Exercise aim
Copy all lines below that use the word "Candidate".

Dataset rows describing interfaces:
○ ○ ○ ○ ○

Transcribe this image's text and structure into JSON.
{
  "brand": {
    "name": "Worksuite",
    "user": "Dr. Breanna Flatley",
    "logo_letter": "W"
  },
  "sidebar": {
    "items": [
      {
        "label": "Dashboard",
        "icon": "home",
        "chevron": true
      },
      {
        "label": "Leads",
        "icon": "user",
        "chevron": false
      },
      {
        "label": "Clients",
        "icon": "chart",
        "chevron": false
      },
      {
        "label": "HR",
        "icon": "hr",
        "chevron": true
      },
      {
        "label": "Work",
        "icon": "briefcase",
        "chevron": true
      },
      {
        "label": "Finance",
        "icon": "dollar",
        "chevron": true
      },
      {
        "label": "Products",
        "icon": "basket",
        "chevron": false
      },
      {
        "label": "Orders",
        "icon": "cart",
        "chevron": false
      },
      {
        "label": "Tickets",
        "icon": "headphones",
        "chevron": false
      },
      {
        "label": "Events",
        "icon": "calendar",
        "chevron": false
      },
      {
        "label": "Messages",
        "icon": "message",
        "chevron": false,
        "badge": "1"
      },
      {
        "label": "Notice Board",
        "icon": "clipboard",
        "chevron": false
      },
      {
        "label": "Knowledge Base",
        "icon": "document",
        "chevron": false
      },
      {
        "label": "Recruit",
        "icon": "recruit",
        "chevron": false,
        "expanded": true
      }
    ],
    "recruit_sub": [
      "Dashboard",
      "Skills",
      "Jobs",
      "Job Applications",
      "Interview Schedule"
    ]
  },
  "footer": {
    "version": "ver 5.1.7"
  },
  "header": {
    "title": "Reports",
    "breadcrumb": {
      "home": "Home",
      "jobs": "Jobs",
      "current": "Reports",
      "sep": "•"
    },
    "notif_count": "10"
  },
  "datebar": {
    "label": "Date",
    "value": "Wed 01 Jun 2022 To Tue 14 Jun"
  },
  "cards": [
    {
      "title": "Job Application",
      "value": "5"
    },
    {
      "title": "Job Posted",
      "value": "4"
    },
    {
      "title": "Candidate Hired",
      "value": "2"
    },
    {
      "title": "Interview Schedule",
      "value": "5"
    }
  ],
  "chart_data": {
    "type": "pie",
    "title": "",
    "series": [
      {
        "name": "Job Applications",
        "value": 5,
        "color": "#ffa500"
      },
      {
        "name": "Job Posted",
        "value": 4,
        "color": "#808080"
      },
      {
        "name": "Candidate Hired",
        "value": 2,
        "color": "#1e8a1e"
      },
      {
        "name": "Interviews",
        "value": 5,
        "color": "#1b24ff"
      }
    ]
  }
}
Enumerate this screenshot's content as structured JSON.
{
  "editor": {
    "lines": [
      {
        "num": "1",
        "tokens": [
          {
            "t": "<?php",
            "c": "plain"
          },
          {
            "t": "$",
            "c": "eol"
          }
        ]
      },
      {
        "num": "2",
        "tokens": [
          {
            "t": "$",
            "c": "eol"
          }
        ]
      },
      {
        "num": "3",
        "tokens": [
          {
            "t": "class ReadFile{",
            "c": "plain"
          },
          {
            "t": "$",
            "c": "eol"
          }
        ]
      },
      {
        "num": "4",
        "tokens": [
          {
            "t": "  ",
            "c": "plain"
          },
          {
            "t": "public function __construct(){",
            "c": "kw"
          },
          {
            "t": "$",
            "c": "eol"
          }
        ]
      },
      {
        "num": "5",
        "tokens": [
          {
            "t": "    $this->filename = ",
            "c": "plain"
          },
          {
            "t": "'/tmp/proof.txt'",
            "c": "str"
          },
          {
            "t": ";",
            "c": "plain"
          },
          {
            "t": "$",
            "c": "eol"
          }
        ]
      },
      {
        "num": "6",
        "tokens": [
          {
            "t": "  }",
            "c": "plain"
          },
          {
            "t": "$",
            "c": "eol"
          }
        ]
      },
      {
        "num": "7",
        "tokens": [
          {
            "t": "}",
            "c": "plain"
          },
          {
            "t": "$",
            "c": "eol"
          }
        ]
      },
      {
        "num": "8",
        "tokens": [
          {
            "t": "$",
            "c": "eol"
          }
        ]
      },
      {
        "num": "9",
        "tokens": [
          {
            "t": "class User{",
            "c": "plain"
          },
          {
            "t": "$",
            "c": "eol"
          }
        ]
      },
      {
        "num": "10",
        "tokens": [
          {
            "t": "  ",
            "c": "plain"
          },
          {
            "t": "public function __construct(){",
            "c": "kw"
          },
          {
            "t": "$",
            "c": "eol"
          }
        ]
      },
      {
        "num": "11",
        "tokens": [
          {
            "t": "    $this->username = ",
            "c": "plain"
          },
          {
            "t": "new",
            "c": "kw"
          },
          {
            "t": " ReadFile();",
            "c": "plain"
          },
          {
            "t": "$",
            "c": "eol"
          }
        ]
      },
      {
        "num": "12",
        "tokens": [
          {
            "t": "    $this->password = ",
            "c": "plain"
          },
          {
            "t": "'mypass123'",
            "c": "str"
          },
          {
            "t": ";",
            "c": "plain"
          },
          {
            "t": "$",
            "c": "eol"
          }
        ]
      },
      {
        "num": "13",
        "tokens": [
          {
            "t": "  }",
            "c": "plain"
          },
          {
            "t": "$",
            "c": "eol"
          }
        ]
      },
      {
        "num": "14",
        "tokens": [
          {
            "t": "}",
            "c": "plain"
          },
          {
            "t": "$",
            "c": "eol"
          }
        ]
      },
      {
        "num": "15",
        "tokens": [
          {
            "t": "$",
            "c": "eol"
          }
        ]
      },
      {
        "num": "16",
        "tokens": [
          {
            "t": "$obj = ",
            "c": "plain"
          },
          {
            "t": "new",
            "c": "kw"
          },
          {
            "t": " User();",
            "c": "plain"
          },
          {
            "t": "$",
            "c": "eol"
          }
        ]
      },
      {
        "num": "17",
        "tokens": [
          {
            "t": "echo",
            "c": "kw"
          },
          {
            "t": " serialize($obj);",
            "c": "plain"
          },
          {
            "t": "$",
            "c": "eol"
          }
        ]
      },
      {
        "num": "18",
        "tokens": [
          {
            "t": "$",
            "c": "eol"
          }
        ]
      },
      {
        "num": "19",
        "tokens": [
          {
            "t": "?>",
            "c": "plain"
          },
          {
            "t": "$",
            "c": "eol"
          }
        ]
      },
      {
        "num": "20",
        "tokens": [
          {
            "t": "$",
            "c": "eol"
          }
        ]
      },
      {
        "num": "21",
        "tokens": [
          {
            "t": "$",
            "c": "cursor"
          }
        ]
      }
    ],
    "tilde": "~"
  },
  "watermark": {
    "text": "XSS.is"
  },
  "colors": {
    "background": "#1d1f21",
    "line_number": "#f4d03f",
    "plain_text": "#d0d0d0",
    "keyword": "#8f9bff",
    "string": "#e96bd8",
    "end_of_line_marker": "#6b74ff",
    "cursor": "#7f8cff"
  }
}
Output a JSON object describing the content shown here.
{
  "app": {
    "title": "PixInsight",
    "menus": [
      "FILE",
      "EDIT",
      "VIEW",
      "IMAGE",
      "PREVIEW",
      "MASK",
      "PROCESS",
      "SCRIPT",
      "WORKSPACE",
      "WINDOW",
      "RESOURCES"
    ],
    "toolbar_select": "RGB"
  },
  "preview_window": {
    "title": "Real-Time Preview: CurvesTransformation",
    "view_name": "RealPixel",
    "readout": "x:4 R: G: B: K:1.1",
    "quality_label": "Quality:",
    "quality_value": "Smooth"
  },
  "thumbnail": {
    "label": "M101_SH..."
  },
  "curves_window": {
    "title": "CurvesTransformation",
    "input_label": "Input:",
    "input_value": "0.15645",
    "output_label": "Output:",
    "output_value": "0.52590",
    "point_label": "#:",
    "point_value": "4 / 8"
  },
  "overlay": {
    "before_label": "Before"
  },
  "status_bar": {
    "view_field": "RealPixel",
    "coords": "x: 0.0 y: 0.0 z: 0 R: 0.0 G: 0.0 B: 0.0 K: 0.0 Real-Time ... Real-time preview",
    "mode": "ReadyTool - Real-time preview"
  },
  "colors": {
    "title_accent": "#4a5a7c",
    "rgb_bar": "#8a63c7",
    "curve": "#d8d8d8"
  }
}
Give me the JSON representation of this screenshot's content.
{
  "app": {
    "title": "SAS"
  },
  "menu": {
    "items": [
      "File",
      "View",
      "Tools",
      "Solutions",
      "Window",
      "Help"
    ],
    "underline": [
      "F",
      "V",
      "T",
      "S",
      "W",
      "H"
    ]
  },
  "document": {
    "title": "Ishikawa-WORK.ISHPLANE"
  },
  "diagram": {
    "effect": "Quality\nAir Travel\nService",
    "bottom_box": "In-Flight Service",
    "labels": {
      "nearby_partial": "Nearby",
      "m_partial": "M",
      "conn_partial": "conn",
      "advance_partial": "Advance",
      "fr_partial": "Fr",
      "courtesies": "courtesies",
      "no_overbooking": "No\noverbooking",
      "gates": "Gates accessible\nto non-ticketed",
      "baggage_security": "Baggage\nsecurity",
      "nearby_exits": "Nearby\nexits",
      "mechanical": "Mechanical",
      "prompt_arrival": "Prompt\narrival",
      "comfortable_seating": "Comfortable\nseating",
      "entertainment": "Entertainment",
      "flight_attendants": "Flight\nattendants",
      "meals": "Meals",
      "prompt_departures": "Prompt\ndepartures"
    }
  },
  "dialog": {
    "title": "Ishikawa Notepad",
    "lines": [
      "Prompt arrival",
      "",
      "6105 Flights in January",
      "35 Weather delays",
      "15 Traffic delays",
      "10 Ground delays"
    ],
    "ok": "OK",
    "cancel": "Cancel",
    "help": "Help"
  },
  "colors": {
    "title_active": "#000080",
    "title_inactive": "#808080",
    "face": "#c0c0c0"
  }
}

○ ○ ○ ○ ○

Task output
      "title": "Candidate Hired",
        "name": "Candidate Hired",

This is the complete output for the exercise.